Keturah stepped forward, adjusting her eye-lenses to get a closer view of the fish strewn all over the aviary floor. "Oh."
"What is it, Dr. Leeds?"
"Oh, you poor smart-stupid bastards. We poor smart-stupid bastards." Squatting, she balanced on her toes and adjusted her eye-lenses further. "Your birds have been playing with their food."
"What?" The other researchers rushed forward, the whir of lens adjustments preceding them.
Keturah made a sweeping gesture. "Check any of the fish the birds have tossed. They’ve all been dissected."
Anxious murmurs filled the air around them but, Keturah noted, not bird calls. She looked up. There was nothing to see, but she was sure they were being watched. Around her, the anxiety had turned to wonder and excitement. "She’s right." "Look at that..." "...so precise!"
Sighing, Keturah readjusted her lenses before she stood, lest she make herself dizzy at the wild shift in depth perception.

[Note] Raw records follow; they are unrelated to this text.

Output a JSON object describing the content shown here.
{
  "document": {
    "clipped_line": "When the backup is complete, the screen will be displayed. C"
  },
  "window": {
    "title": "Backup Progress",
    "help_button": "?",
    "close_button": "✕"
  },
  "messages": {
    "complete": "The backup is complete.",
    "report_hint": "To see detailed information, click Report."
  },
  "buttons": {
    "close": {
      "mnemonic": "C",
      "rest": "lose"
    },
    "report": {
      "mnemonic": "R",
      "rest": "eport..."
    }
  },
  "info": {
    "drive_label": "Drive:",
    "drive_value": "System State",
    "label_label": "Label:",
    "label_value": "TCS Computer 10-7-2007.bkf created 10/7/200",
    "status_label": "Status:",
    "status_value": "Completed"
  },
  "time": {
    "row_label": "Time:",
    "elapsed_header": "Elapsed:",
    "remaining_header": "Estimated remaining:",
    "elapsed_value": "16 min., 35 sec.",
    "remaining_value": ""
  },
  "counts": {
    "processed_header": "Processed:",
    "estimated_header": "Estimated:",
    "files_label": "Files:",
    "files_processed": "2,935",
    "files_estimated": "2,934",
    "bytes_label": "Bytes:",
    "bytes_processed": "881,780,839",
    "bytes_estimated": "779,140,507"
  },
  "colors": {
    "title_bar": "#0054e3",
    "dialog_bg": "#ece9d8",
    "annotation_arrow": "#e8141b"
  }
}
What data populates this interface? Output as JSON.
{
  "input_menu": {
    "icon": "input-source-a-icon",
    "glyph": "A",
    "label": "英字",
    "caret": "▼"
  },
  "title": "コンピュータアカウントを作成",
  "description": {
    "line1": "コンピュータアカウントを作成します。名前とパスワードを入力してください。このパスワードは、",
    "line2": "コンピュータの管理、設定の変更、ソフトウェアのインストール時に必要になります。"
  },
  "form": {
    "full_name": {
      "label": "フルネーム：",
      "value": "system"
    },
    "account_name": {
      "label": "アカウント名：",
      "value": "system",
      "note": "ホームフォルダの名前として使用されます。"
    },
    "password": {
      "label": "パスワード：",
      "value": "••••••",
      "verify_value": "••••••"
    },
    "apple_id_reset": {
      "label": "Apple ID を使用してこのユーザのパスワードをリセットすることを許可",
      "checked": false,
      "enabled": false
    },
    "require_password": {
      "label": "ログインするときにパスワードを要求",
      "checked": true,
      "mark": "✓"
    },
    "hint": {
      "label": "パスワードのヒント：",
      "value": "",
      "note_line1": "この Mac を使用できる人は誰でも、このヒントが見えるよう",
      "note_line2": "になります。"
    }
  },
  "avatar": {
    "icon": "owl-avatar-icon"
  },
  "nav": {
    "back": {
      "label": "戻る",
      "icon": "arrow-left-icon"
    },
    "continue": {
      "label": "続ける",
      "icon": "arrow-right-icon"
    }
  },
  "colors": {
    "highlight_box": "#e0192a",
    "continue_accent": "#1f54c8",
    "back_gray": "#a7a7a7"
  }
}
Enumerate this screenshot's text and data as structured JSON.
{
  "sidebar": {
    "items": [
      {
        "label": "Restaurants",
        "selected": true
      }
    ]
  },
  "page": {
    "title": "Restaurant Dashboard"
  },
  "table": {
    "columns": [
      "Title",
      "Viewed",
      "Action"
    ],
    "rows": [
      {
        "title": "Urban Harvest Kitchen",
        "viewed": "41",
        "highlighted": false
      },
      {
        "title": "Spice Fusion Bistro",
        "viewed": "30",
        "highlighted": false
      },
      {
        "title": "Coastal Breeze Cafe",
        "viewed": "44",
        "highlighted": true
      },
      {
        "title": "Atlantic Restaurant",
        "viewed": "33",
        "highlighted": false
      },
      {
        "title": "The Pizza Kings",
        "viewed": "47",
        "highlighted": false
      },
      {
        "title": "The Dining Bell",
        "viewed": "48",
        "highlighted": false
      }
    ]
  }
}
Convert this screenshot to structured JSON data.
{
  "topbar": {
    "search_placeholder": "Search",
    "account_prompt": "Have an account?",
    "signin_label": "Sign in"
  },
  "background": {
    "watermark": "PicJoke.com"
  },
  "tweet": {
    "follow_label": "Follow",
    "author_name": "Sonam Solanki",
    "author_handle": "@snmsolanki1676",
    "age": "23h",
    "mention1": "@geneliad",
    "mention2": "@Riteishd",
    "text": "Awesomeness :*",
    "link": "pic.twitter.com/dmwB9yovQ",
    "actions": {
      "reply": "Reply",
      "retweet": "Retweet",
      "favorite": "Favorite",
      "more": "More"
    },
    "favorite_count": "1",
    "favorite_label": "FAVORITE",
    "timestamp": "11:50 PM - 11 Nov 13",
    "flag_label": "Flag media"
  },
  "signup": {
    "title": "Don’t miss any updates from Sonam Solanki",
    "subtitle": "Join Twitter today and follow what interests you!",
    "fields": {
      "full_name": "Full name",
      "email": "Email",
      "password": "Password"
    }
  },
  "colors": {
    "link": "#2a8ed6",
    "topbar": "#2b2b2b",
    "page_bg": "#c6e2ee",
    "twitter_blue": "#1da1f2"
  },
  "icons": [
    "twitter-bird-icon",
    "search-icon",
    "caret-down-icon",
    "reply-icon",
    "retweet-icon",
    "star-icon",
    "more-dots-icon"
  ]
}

"But...what does that have to do with them not eating?" Following her lead, the head researcher had stood as well.
"Isn’t it obvious?" Keturah shook her head when it was clear that it wasn’t. "You toss them some fish for dinner. Their newfound super-curiosity gets the better of them and they dissect it, wanting to know more. The fish dies on the table, so to speak, so now they’ve got dead fish. But despite all of your experiments with cybernetics and selective behavior augmentation you haven’t actually changed what they are, which are birds that won’t eat dead fish. Even when they’re starving to death."
The researchers shared worried looks between them. Keturah waited for the inevitable, eyes turned again towards the branches overhead. She wondered if any of the curious birds had tried cutting through the wire mesh yet.
"So what now?" the head researcher asked.
"Kill them." At their gasp, she threw up her hands and said, "Or put them down. Whatever verbage helps you sleep better. Look, the truth is that they’re already dead birds and that you’ve already killed them."
"We were trying to make them better! And make us better in the process."
Shrugging, she slowly shook her head. "Maybe some things are fine the way they are, doctor." She glanced down at the copper exoskeleton on her hands, the color lost behind the scrolling information her lenses sent her of their current state of composition, wear and tear, and other miscellany she had long ago learned to ignore. After all, it had been a decade since most anyone had seen the world in anything other than shades of black, white and gray.